This little insurance case is interesting mostly for its reminder about the parol evidence rule. It has also that rarest of things, a good footnote.
Plaintiff was injured in a car accident. Workers comp paid part of his medical bills but he had to repay that amount, per the workers comp statute, when he recovered from the third-party tortfeasor. He sought med pay from his own carrier, Farmers. Farmers denied the claim because its med pay provision excluded “bodily injury . . . during the course of employment if workers’ or workmen’s compensation benefits are required.” Plaintiff sued, arguing that since he had to repay the benefits they were not “required.” The trial court granted Farmers’ motion to dismiss. Plaintiff appealed.
The Court of Appeals affirms. It concludes that the policy language is not reasonably susceptible to Plaintiff’s interpretation. Plaintiff had a Nevada case dealing with an exclusion that covered workers comp “to the extent . . . required to be payable” by concluding that “payable” was ambiguous. But Farmers had a California case in which the exclusion said “payable or required to be provided” concluding that while “payable” alone might be ambiguous, “required” was not.
Plaintiff also argued that the trial court should have considered parol evidence. But under Taylor (1993) “the party seeking to introduce extrinsic evidence must show that the language of the contract is ‘reasonably susceptible’ to their proposed interpretation.”

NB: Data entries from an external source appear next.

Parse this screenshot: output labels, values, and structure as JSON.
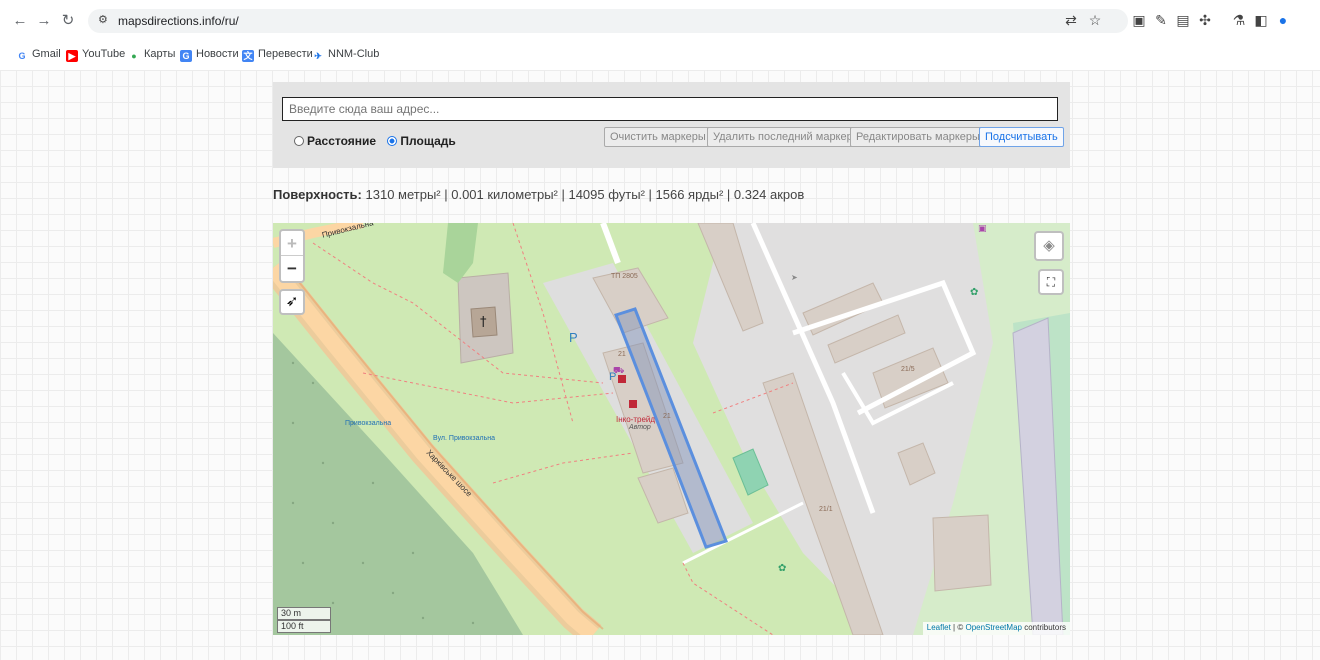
{
  "browser": {
    "url": "mapsdirections.info/ru/",
    "bookmarks": [
      {
        "label": "Gmail",
        "icon": "gmail-icon"
      },
      {
        "label": "YouTube",
        "icon": "youtube-icon"
      },
      {
        "label": "Карты",
        "icon": "maps-icon"
      },
      {
        "label": "Новости",
        "icon": "news-icon"
      },
      {
        "label": "Перевести",
        "icon": "translate-icon"
      },
      {
        "label": "NNM-Club",
        "icon": "nnm-icon"
      }
    ]
  },
  "controls": {
    "address_placeholder": "Введите сюда ваш адрес...",
    "mode_distance": "Расстояние",
    "mode_area": "Площадь",
    "selected_mode": "Площадь",
    "buttons": {
      "clear": "Очистить маркеры",
      "remove_last": "Удалить последний маркер",
      "edit": "Редактировать маркеры",
      "calculate": "Подсчитывать"
    }
  },
  "result": {
    "label": "Поверхность:",
    "text": "1310 метры² | 0.001 километры² | 14095 футы² | 1566 ярды² | 0.324 акров"
  },
  "map": {
    "labels": {
      "road": "Харківське шосе",
      "road2": "Привокзальна",
      "bus1": "Привокзальна",
      "bus2": "Вул. Привокзальна",
      "shop": "Інко-трейд",
      "shop_sub": "Автор",
      "b1": "ТП 2805",
      "b2": "21",
      "b3": "21",
      "b4": "21/5",
      "b5": "21/1",
      "parking": "P"
    },
    "scale_m": "30 m",
    "scale_ft": "100 ft",
    "attribution_leaflet": "Leaflet",
    "attribution_sep": "| ©",
    "attribution_osm": "OpenStreetMap",
    "attribution_tail": "contributors",
    "zoom_in": "+",
    "zoom_out": "−"
  }
}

There is one footnote in this opinion and, while we normally dislike them, this one is appropriate. Plaintiff tried to cite a trial court ruling in another case. The footnote points out that it “has no precedential value and we disregard it.” A slap on the hand is warranted but has no proper place in the text, thus the footnote.